Employee Spotlight: Meet James Del Monaco, PE, LEED AP BD+C

March 12th, 2015 |

JDM

Employee Spotlight: Meet James Del Monaco, PE, LEED® AP BD+C
Director of Sustainability and Mechanical Engineer

Since launching his career in New York City, James Del Monaco has completed more than 35 LEED® projects and inspired countless clients and associates with his passion for green design. For the past five years, he’s served as director of sustainability at P2S. Below, he shares a bit about his life, his approach to sustainable design, and what excites him most about the future of green building.

When did you know you wanted to become an engineer?
Like a lot of kids, I loved building things when I was young. I played with a lot of LEGOs and remember building lots of things with my dad, including a pool deck at our house. I loved that feeling of being able to create something with my own hands. I was also really good at math and physics. So when a lot of my friends went off to college to pursue careers in finance, I decided I needed a job where I was creating something a bit more tangible. Engineering seemed like the perfect fit for me.

You’re a New York native. What brought you to the West Coast?
Yes, I grew up in Long Island and began my career in New York City at a consulting engineering firm called Flack + Kurtz. I had a lot of cool opportunities to work on high rise buildings and other high profile projects while I was there, including a renovation of the historic Apollo Theatre.

Still, ever since I was young, I had a calling for the West Coast, and that eventually led me to San Diego, where I found my passion for green design. In San Diego, I worked for a company called TKG (now known as EXP). I got involved in their “green team” and got really inspired by the region’s forward-thinking approach to green design. From there, I was hooked. There was no looking back for me.

Why is green design such a natural fit for you?
Critical thinking and technical acumen are both incredibly important in green building. A lot of people don’t realize that 48% of LEED credits are technical in nature. So for me, it’s a great challenge to use my design skills to try to put that green puzzle together for a given project. P2S is a company that lives the green design ethos, and in fact many of the LEED requirements I work with on any given day are things we are already do at P2S on any project we undertake. In that sense, green design — and P2S in particular — are both great fits for me.

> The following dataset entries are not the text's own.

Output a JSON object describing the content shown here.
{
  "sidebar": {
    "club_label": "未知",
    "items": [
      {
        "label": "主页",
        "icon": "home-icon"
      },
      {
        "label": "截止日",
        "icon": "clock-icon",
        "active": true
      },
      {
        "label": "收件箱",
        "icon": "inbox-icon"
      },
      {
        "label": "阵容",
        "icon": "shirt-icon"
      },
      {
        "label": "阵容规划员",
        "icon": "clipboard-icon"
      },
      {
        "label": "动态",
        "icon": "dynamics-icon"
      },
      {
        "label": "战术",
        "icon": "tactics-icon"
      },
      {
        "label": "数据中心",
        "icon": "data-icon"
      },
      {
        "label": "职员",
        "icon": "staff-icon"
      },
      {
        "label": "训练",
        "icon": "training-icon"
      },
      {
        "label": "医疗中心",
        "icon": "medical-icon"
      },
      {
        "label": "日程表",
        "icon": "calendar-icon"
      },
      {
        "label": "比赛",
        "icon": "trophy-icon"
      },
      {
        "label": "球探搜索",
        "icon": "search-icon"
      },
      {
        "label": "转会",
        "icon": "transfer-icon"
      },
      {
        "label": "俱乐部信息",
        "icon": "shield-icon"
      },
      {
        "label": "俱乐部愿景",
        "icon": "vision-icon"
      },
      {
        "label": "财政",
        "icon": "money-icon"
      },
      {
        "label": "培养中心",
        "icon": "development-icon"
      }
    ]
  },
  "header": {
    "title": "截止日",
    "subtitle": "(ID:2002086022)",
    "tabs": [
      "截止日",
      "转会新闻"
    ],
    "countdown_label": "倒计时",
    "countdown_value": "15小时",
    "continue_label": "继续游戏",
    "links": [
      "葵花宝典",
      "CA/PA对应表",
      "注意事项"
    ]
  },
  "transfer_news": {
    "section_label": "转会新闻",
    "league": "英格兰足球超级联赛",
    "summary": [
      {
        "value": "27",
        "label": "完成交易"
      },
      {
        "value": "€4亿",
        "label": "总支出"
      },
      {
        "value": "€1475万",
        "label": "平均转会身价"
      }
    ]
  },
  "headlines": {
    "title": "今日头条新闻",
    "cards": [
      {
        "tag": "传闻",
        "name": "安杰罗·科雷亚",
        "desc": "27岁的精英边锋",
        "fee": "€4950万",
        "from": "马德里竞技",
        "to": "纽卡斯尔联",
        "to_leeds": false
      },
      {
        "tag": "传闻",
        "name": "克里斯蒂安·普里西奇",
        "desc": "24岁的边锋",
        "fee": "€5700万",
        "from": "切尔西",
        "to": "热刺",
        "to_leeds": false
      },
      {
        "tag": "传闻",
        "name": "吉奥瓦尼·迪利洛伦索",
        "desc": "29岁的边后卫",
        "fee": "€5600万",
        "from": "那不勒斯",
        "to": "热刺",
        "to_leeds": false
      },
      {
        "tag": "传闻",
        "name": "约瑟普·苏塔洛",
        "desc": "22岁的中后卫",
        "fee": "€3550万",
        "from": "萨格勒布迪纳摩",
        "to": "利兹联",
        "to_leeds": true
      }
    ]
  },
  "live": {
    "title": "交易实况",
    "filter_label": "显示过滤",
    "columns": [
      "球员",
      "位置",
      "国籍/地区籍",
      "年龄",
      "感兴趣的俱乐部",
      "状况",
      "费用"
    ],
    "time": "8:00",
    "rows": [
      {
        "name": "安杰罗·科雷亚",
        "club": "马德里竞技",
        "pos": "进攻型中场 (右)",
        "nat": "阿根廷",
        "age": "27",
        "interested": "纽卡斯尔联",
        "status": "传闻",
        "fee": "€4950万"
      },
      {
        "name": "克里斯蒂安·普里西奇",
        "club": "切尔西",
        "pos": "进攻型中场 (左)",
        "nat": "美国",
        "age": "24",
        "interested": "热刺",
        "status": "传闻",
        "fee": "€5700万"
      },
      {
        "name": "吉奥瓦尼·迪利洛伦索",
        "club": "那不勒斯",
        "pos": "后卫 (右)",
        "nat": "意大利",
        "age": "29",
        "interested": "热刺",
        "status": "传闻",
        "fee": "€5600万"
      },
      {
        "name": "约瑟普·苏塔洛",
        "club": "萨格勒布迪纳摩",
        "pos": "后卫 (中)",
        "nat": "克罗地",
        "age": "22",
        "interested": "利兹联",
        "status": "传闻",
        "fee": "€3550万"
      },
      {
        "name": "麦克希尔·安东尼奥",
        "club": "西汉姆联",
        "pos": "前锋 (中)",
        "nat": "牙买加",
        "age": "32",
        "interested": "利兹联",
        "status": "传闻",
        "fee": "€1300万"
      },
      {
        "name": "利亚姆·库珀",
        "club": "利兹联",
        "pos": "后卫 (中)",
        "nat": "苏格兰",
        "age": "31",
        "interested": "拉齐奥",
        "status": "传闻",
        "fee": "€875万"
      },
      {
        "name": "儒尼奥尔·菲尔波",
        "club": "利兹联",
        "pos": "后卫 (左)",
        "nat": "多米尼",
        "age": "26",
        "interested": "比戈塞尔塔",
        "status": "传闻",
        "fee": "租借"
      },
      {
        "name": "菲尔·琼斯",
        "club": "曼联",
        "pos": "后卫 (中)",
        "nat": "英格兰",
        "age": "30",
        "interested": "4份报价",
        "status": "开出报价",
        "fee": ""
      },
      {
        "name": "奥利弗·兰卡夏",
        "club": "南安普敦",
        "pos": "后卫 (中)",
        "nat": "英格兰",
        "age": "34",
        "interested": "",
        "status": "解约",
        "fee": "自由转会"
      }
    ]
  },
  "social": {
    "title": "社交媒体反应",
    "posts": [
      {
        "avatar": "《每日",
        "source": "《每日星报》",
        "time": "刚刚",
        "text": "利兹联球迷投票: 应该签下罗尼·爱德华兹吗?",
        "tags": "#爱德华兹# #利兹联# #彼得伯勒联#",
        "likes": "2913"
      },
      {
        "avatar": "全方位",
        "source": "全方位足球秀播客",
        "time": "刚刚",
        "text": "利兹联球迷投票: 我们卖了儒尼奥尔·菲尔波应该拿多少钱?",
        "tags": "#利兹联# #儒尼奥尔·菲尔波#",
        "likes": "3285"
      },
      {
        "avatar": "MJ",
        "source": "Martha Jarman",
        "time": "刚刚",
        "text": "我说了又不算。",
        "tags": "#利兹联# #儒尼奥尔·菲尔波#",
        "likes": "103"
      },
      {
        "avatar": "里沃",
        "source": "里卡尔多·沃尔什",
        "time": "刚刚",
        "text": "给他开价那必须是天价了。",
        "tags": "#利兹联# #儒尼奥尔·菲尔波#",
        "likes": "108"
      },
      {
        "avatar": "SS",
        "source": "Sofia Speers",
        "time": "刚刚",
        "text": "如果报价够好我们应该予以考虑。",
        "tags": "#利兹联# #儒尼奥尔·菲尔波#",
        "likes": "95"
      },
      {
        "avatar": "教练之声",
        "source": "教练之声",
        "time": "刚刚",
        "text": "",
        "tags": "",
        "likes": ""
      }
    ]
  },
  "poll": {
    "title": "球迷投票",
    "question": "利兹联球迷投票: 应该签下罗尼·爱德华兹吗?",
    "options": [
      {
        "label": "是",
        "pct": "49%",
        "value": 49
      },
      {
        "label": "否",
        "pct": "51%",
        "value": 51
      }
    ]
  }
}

Describe your general approach to a green design project.
For me, it usually comes down to three main components.

First, I look at any passive means of sustainability available for the project. This includes things like the orientation of building, the ability to limit loads in the building, and the envelope construction. Creating a “smart” foundation by greening these passive components is incredibly important.

Second, I look at designing efficient mechanical systems. In doing so, I always look at the tradeoffs between efficiency and complexity and how those things could impact my specific client. For instance, UV lighting is highly efficient, but it also requires a lot of maintenance. Does my client have the staff and financial resources to take care of the maintenance? That is why life cycle cost is so important. We look at the total value and feasibility of the green solutions we suggest, and whether they make sense for each specific owner.

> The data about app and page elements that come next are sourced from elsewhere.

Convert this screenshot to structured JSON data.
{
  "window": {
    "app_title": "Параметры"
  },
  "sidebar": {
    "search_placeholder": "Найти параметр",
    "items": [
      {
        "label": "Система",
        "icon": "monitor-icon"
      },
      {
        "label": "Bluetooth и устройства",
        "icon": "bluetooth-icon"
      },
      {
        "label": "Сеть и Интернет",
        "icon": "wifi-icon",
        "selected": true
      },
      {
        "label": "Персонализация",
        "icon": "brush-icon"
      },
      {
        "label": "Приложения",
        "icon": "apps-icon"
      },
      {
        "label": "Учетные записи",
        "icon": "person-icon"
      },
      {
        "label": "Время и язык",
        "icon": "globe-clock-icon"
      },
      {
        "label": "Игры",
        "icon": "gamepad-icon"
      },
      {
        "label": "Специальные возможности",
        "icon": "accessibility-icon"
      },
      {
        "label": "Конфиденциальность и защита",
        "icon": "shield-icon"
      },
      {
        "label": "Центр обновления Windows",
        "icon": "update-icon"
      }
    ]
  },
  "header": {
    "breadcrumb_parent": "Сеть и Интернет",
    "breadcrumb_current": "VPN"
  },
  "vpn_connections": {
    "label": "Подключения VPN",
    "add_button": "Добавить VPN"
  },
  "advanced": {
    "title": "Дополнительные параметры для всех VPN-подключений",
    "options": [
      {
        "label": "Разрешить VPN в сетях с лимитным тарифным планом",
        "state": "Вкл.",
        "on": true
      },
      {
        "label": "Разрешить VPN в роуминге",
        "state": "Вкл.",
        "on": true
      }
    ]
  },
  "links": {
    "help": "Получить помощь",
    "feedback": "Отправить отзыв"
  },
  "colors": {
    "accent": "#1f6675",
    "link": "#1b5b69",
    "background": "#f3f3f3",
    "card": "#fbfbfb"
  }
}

Lastly, we look at renewable and regenerative energy options. If you’re doing steps 1 and 2 well, you don’t need as much energy to be generated. That’s why it’s so important to look at the design process from a holistic perspective.

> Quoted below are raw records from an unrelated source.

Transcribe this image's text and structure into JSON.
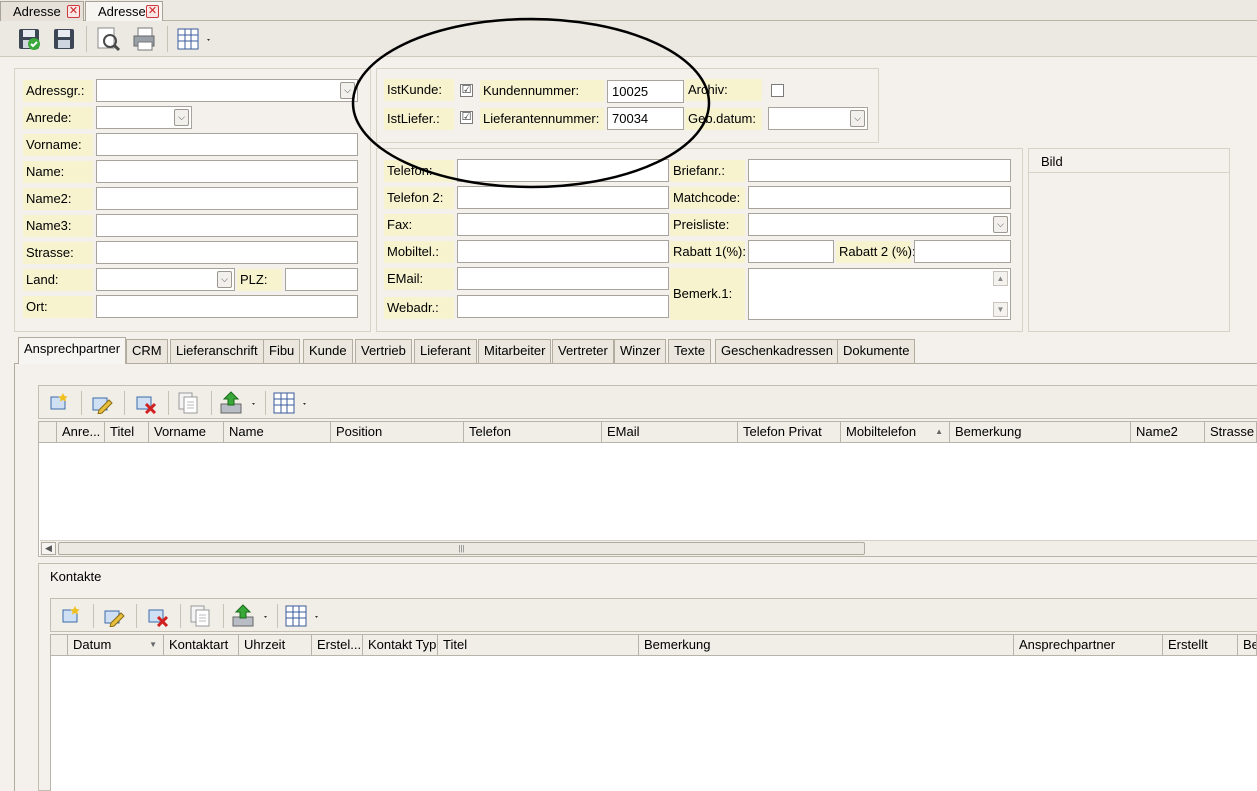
{
  "doc_tabs": [
    {
      "label": "Adresse",
      "active": false
    },
    {
      "label": "Adresse",
      "active": true
    }
  ],
  "toolbar": {
    "icons": [
      "save-close-icon",
      "save-icon",
      "preview-icon",
      "print-icon",
      "grid-layout-icon"
    ]
  },
  "left_form": {
    "adressgr_label": "Adressgr.:",
    "adressgr_value": "",
    "anrede_label": "Anrede:",
    "anrede_value": "",
    "vorname_label": "Vorname:",
    "vorname_value": "",
    "name_label": "Name:",
    "name_value": "",
    "name2_label": "Name2:",
    "name2_value": "",
    "name3_label": "Name3:",
    "name3_value": "",
    "strasse_label": "Strasse:",
    "strasse_value": "",
    "land_label": "Land:",
    "land_value": "",
    "plz_label": "PLZ:",
    "plz_value": "",
    "ort_label": "Ort:",
    "ort_value": ""
  },
  "top_form": {
    "istkunde_label": "IstKunde:",
    "istkunde_checked": "☑",
    "kundennummer_label": "Kundennummer:",
    "kundennummer_value": "10025",
    "archiv_label": "Archiv:",
    "istliefer_label": "IstLiefer.:",
    "lieferantennummer_label": "Lieferantennummer:",
    "lieferantennummer_value": "70034",
    "gebdatum_label": "Geb.datum:",
    "gebdatum_value": ""
  },
  "mid_form": {
    "telefon_label": "Telefon:",
    "telefon2_label": "Telefon 2:",
    "fax_label": "Fax:",
    "mobiltel_label": "Mobiltel.:",
    "email_label": "EMail:",
    "webadr_label": "Webadr.:",
    "briefanr_label": "Briefanr.:",
    "matchcode_label": "Matchcode:",
    "preisliste_label": "Preisliste:",
    "rabatt1_label": "Rabatt 1(%):",
    "rabatt2_label": "Rabatt 2 (%):",
    "bemerk1_label": "Bemerk.1:"
  },
  "bild": {
    "title": "Bild"
  },
  "sub_tabs": [
    "Ansprechpartner",
    "CRM",
    "Lieferanschrift",
    "Fibu",
    "Kunde",
    "Vertrieb",
    "Lieferant",
    "Mitarbeiter",
    "Vertreter",
    "Winzer",
    "Texte",
    "Geschenkadressen",
    "Dokumente"
  ],
  "contacts_grid": {
    "columns": [
      "Anre...",
      "Titel",
      "Vorname",
      "Name",
      "Position",
      "Telefon",
      "EMail",
      "Telefon Privat",
      "Mobiltelefon",
      "Bemerkung",
      "Name2",
      "Strasse"
    ],
    "rows": []
  },
  "kontakte": {
    "title": "Kontakte",
    "columns": [
      "Datum",
      "Kontaktart",
      "Uhrzeit",
      "Erstel...",
      "Kontakt Typ",
      "Titel",
      "Bemerkung",
      "Ansprechpartner",
      "Erstellt",
      "Be"
    ],
    "rows": []
  },
  "colors": {
    "label_bg": "#f7f3cf",
    "panel_bg": "#f4f1ec",
    "ellipse": "#000000"
  }
}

Collaboration is important on all engineering projects. Do you think it’s even more important in green design?
Absolutely. In sustainable design, collaboration needs to happen at the very beginning. For instance if our goal is to design a building that is 30% above the energy code, it is critical to ensure that all components are holding their own in the design process – from the orientation of the building to the mechanical systems and renewable power. Otherwise the other elements are forced to make up for the loss in the other areas of the design.

What are you most excited about as you look toward the future of green design?
There are so many impressive technologies and advancements coming down the line, including lighting controls and building materials. For instance, there is now a phase-change material, which is capable of storing and releasing large amounts of energy. It essentially acts as a thermal mass to smooth out the temperature swings in a space thus reducing peak design load profiles. It also provides load shifting capabilities to reduce energy costs. That’s a pretty amazing technology that can improve comfort – and also help save the planet. How much more exciting does it get?

What’s your life like outside of P2S?
When I lived in San Diego, I met my wife, Erica, and we now have two children, Hayden and Harper. When I’m not out in the field or in the office, I enjoy soccer, snowboarding and triathlons.